Entries from a dataset of interfaces:
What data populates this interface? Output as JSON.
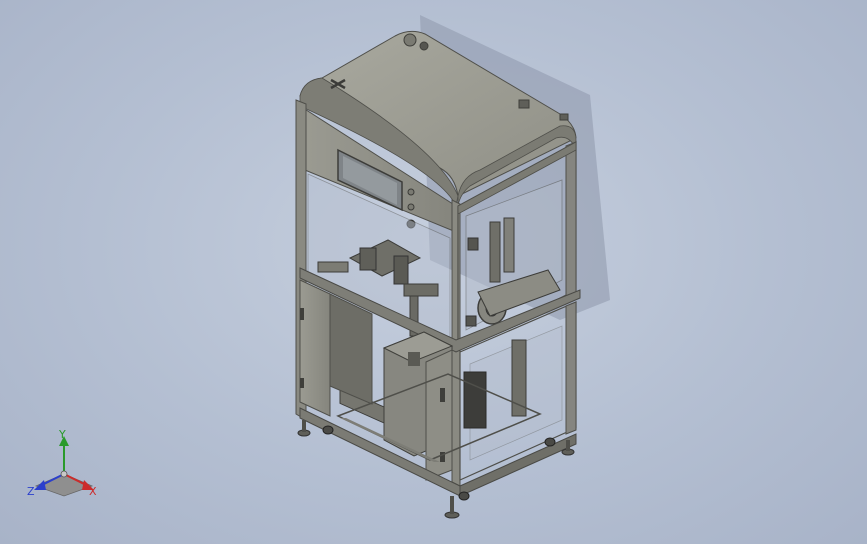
{
  "viewport": {
    "background_top": "#c6cfde",
    "background_bottom": "#a8b3c8"
  },
  "model": {
    "frame_color": "#8d8d83",
    "frame_dark": "#5b5b55",
    "panel_color": "#a3a39a",
    "screen_color": "#8a8d8f"
  },
  "triad": {
    "x_label": "X",
    "y_label": "Y",
    "z_label": "Z",
    "x_color": "#cc2b2b",
    "y_color": "#2a9a2a",
    "z_color": "#2b3fcc"
  }
}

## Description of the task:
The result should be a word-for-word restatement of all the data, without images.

## Result of the exercise:
What data populates this interface? Output as JSON.
{
  "viewport": {
    "background_top": "#c6cfde",
    "background_bottom": "#a8b3c8"
  },
  "model": {
    "frame_color": "#8d8d83",
    "frame_dark": "#5b5b55",
    "panel_color": "#a3a39a",
    "screen_color": "#8a8d8f"
  },
  "triad": {
    "x_label": "X",
    "y_label": "Y",
    "z_label": "Z",
    "x_color": "#cc2b2b",
    "y_color": "#2a9a2a",
    "z_color": "#2b3fcc"
  }
}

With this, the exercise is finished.